What you have to do
All of the records should be restated word for word.

Data records for software interfaces
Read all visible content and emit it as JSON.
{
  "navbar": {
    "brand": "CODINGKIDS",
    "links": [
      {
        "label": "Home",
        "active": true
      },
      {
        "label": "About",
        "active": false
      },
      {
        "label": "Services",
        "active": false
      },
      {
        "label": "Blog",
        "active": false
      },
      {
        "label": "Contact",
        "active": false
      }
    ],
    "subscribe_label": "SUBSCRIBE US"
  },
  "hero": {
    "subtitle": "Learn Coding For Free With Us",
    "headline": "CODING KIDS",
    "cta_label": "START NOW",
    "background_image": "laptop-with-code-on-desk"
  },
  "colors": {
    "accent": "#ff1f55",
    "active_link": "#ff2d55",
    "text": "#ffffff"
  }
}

Answer space
Read all visible content and emit it as JSON.
{
  "navbar": {
    "brand": "CODINGKIDS",
    "links": [
      {
        "label": "Home",
        "active": true
      },
      {
        "label": "About",
        "active": false
      },
      {
        "label": "Services",
        "active": false
      },
      {
        "label": "Blog",
        "active": false
      },
      {
        "label": "Contact",
        "active": false
      }
    ],
    "subscribe_label": "SUBSCRIBE US"
  },
  "hero": {
    "subtitle": "Learn Coding For Free With Us",
    "headline": "CODING KIDS",
    "cta_label": "START NOW",
    "background_image": "laptop-with-code-on-desk"
  },
  "colors": {
    "accent": "#ff1f55",
    "active_link": "#ff2d55",
    "text": "#ffffff"
  }
}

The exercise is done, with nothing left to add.